Every leader has a gap between who they think they are and who others think they are.
The larger your gap, the less your influence.
I tell myself a story every day when I look in the mirror: I’m likable, charismatic, and committed. I drive to work thinking I’m a good manager, in control, and on the right path. And yet, each person I come in contact with may have a very different story about me. And guess what? Perception is reality, so what they perceive is true for them, regardless of what I think about myself.
The longer I allow that gap to persist, the less I’m able to lead people effectively.
- If I think I’m bold but others see me as stubborn they won’t easily follow.
- If I think I’m innovative but others see me as easily distracted they won’t be as committed.

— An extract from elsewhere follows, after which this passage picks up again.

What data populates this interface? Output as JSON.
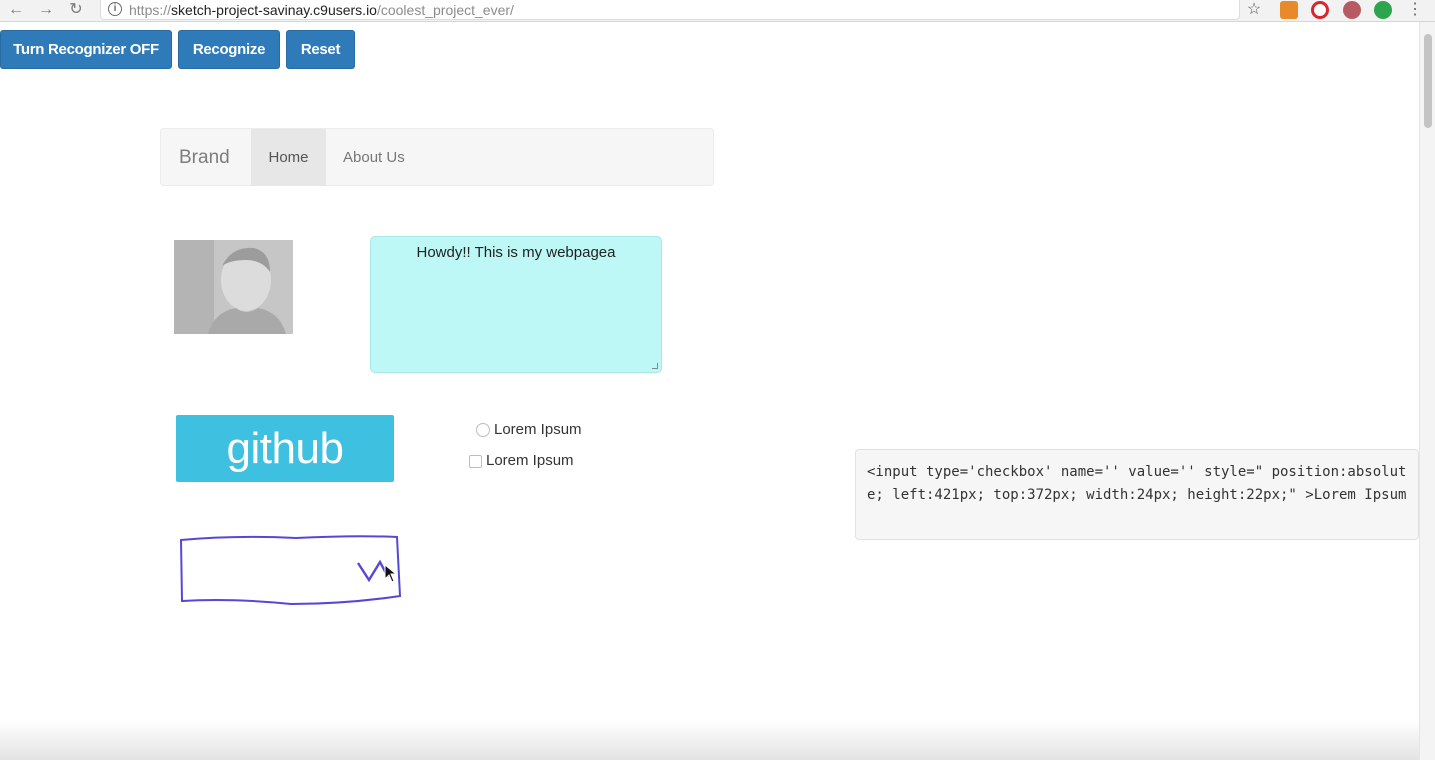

- If I think I’m a good communicator but others think I’m terrible at communicating they won’t respond.
You have two options for shrinking the gap:
1. Self-discovery. As you reflect on who you are and how you may come across you will gain insight that will shrink your blind spot and improve your social awareness.
Try this: Immediately following your next meeting, take 3 minutes to consider 1) how you think you came across and 2) your non-verbals and what they may have communicated. Strive for objectivity. If you were observing yourself in a meeting, what would you see?
2. Observation and feedback. Nothing can take the place of someone else’s unfiltered, honest feedback. As they reflect back to you how you may come across you can gain clarity on areas to improve and close the gap.
Try this: Email three people you are close to and ask them to send you three adjectives to describe you. Then analyze the three words to determine 1) if they align with who you think you are and 2) if you like them. In other words, are you ok being identified in that way? If yes, then move on. If no, then figure out what you need to do to close the gap.
The gap won’t shrink on its own. Gap-shrinking takes diligent work. But the payoff is increased influence and results.
By the way, the larger the gap between who you are and what you do in your career, the less satisfaction you will experience. Fight the gap!